The age of terror . . . will also be remembered as the age of boredom . . . . a superboredom, rounding out and complementing the superterror of suicide-mass murder. And although we will eventually prevail in the war against terror, or will reduce it, as [Norman] Mailer says, to a “tolerable level” . . . we haven’t got a chance in the war against boredom. Because boredom is something that the enemy doesn’t feel. To be clear: the opposite of religious belief is not atheism or secularism or humanism. It is not an ism; it is independence of mind.
Like its crudely contrived fictional counterpart about Muhammed Atta, “Terror and Boredom” displays a failure, not so much of doctrine, as of imagination. Those in our own century who fought in the trenches on the Western Front in 1918 or were imprisoned, twenty-five years later at Auschwitz, at Katyn, at Treblinka—all surely sites of massive boredom that occurred between the “terror” suffered–have uniformly testified that they would have gladly given up any and all “independence of mind” in order to survive. The mind can come back; it is the dead body that cannot.
It is always risky to picture one’s own “crisis” as unique-more terrible than all those other crises our parents and grandparents lived through. Thus, despite moments of brilliant word play– the narrative of Amis’s travels with Tony Blair, for example, paints a witty, nasty, but also endearing picture of the Prime Minister going about his daily routine -one is hard put to take Amis’s elegantly-turned sentences seriously. The War Against Cliché has a curious way of morphing into the cliché against war. Consider the following, from a passage praising secularism as the only reasonable alternative for the twenty-first century: “Secularism contains no warrant for action. One can afford to be crude about this. When Islamists crash passenger planes into buildings, or hack off the heads of hostages, they shout, ‘God is great!’ When secularists do that kind of thing, what do they shout?”

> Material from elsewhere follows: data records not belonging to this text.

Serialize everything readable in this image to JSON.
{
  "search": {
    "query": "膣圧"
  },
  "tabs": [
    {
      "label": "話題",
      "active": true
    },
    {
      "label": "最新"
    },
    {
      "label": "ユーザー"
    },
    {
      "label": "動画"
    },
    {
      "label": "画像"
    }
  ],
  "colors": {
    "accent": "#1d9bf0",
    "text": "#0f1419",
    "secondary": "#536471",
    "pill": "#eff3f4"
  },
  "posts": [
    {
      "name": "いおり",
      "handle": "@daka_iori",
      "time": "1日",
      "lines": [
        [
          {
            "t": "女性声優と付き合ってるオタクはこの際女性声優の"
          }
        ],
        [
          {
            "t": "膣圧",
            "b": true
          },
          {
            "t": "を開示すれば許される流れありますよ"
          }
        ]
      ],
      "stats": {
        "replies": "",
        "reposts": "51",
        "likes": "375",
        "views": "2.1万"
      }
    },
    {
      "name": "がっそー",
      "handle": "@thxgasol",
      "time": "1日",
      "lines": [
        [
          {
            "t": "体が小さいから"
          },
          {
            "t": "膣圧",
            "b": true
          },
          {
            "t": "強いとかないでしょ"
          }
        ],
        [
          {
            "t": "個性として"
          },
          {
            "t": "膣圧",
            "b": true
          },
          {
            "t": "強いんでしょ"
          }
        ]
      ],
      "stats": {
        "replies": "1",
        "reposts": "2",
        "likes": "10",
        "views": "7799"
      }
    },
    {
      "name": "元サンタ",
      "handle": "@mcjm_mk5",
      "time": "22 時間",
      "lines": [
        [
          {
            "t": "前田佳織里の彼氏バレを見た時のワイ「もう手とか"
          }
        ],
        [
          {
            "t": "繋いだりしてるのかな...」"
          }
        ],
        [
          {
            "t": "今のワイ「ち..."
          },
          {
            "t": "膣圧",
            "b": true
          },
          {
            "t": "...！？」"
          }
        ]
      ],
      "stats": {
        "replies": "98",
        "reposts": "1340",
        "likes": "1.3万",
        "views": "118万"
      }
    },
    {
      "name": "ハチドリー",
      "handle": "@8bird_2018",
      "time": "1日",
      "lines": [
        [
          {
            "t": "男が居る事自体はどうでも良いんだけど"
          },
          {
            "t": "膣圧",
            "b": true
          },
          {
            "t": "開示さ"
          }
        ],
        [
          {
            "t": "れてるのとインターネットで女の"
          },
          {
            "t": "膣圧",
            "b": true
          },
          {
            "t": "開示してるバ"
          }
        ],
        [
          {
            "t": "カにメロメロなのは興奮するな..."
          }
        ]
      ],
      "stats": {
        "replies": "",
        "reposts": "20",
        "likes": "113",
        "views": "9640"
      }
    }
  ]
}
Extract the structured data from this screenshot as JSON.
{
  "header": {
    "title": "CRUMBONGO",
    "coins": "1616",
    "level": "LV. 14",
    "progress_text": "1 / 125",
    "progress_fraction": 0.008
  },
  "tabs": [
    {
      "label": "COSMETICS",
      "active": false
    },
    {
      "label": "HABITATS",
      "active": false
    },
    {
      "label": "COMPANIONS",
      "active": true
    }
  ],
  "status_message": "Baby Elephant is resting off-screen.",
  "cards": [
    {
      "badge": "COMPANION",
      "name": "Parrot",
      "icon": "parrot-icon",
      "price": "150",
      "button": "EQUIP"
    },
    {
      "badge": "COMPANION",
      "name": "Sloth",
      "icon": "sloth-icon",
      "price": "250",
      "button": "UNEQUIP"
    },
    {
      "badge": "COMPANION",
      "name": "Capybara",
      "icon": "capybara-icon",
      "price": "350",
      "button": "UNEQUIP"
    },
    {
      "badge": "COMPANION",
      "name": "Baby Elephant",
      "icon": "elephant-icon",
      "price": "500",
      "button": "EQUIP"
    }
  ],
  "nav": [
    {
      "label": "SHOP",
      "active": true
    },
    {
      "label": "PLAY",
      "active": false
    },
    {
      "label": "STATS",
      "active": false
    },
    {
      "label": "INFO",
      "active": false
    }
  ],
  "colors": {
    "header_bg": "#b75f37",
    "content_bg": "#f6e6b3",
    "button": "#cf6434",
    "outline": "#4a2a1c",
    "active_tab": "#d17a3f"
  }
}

The question is meant to be rhetorical. But the answer is obvious: they might just be shouting “Heil Hitler!”